Print out each entry without alteration, and keep the pictures out.

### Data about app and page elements
────────────────────

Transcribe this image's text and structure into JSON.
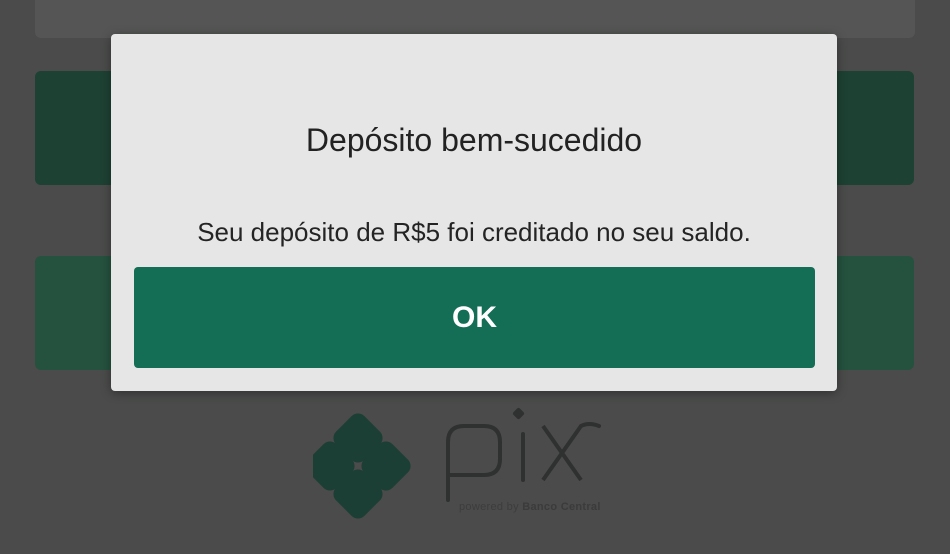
{
  "dialog": {
    "title": "Depósito bem-sucedido",
    "message": "Seu depósito de R$5 foi creditado no seu saldo.",
    "ok_label": "OK"
  },
  "logo": {
    "wordmark": "pix",
    "tagline_prefix": "powered by",
    "tagline_brand": "Banco Central"
  },
  "colors": {
    "overlay_background": "#4a4b4a",
    "dialog_background": "#e6e6e6",
    "primary_button": "#136e55",
    "pix_logo": "#1b3f35"
  }
}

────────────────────

### PROBLEM SOLUTION
Transcribe this image's text and structure into JSON.
{
  "dialog": {
    "title": "Depósito bem-sucedido",
    "message": "Seu depósito de R$5 foi creditado no seu saldo.",
    "ok_label": "OK"
  },
  "logo": {
    "wordmark": "pix",
    "tagline_prefix": "powered by",
    "tagline_brand": "Banco Central"
  },
  "colors": {
    "overlay_background": "#4a4b4a",
    "dialog_background": "#e6e6e6",
    "primary_button": "#136e55",
    "pix_logo": "#1b3f35"
  }
}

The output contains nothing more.